EXERCISE REQUIREMENTS: Whenever the string "name" appears in a line below, please copy the line out.

MATERIAL SHOWN:
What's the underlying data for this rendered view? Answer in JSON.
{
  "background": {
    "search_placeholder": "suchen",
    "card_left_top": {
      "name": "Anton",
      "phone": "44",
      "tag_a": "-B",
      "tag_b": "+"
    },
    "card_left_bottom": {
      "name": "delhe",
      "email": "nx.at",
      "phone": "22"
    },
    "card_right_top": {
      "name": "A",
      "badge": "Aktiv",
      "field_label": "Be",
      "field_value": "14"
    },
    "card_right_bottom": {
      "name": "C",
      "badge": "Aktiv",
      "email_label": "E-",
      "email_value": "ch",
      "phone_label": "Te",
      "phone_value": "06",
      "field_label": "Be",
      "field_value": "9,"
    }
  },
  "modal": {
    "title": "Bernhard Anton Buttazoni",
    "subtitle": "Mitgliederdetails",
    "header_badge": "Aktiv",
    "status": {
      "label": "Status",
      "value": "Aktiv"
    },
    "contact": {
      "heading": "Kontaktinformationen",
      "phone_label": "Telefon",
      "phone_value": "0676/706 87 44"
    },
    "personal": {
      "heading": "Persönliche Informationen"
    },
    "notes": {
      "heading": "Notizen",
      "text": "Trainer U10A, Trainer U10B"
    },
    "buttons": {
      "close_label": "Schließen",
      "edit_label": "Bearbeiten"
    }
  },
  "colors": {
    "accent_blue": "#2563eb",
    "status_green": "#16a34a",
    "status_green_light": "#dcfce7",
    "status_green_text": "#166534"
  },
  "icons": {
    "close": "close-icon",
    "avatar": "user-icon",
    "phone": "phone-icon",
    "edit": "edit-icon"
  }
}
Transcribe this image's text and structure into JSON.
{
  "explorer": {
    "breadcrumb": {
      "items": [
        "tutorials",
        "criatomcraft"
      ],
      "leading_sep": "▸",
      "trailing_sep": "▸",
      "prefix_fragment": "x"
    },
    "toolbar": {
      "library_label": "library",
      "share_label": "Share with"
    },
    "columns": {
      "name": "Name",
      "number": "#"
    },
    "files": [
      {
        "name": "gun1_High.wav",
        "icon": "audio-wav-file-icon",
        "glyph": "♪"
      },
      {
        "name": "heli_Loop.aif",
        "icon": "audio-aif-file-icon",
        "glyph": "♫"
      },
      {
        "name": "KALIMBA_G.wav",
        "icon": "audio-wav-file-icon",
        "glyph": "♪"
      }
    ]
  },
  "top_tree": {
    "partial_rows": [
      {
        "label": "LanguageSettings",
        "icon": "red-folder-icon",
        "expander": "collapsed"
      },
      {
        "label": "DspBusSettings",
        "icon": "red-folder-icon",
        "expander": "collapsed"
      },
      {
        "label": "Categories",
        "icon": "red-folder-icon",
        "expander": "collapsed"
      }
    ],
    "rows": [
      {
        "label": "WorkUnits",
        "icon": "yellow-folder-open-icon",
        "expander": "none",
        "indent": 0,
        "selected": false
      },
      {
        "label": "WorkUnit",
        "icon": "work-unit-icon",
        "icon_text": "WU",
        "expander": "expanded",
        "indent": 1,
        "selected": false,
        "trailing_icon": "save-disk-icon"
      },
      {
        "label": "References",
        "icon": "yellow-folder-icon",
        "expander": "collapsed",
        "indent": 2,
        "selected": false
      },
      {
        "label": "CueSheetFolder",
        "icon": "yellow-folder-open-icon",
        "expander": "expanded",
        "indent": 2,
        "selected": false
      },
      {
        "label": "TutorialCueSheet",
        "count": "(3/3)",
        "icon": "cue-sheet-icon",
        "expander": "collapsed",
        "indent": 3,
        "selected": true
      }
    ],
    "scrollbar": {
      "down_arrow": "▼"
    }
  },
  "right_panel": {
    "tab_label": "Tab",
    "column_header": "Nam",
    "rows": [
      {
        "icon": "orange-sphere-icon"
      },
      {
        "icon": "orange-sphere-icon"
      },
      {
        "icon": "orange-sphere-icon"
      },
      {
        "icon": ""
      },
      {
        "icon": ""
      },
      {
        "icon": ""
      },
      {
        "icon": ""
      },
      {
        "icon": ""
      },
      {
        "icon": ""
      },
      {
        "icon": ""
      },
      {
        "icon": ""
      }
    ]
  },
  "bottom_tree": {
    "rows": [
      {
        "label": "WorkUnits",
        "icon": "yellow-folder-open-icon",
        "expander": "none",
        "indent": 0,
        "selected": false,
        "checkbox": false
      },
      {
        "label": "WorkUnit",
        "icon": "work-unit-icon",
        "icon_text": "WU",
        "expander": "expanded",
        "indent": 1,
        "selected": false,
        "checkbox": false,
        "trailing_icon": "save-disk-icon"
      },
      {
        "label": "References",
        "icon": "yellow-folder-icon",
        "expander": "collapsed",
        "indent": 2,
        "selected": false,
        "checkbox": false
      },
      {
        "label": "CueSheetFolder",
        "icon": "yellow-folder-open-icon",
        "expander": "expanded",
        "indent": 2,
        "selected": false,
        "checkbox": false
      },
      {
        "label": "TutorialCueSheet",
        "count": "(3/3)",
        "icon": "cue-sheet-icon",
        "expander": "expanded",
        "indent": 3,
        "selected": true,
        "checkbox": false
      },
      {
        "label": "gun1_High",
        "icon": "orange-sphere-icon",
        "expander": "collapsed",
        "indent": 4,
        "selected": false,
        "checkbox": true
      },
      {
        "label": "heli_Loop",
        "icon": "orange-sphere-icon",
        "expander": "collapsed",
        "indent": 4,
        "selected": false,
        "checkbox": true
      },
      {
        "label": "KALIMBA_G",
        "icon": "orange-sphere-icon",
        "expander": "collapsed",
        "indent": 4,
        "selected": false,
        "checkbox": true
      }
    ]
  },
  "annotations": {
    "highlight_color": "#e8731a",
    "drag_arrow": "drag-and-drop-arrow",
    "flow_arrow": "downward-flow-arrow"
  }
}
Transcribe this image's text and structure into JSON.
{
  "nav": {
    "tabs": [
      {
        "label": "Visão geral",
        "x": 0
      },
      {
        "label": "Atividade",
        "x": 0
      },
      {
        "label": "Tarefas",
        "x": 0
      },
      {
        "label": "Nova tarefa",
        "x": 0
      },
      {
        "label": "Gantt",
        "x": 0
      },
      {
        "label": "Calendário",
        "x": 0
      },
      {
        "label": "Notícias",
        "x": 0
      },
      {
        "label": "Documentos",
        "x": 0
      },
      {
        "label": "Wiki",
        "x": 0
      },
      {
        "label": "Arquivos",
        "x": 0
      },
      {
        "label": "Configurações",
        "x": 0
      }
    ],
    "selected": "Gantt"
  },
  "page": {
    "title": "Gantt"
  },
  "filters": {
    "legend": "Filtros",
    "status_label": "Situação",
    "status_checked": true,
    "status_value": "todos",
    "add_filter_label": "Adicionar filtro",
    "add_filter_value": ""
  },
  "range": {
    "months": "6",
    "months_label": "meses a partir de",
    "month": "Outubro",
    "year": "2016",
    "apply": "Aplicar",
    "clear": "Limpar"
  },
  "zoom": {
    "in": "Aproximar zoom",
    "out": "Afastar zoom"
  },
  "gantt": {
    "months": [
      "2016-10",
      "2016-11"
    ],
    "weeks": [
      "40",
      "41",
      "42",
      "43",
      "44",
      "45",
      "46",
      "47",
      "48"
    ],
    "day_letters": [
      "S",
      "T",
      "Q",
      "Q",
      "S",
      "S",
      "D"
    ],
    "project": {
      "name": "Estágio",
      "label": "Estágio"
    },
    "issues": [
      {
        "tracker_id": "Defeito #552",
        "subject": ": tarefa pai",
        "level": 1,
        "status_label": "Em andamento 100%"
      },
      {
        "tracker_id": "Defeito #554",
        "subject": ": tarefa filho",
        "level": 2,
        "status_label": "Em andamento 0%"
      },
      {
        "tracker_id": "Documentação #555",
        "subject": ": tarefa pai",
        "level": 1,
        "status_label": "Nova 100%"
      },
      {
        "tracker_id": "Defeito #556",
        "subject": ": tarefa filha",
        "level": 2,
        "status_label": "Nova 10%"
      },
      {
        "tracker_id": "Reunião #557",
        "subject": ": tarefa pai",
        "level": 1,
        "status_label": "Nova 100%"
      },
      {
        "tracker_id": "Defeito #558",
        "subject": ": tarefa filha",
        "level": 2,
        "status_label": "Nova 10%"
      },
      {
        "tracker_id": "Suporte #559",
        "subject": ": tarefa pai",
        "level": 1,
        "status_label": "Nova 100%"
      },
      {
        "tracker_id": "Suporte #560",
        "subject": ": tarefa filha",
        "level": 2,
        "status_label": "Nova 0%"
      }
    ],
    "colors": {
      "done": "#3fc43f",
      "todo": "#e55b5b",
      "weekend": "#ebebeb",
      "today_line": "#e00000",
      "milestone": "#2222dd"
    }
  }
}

ANSWER SPACE:
      "name": "Anton",
      "name": "delhe",
      "name": "A",
      "name": "C",
      "name": "Name",
        "name": "gun1_High.wav",
        "name": "heli_Loop.aif",
        "name": "KALIMBA_G.wav",
      "name": "Estágio",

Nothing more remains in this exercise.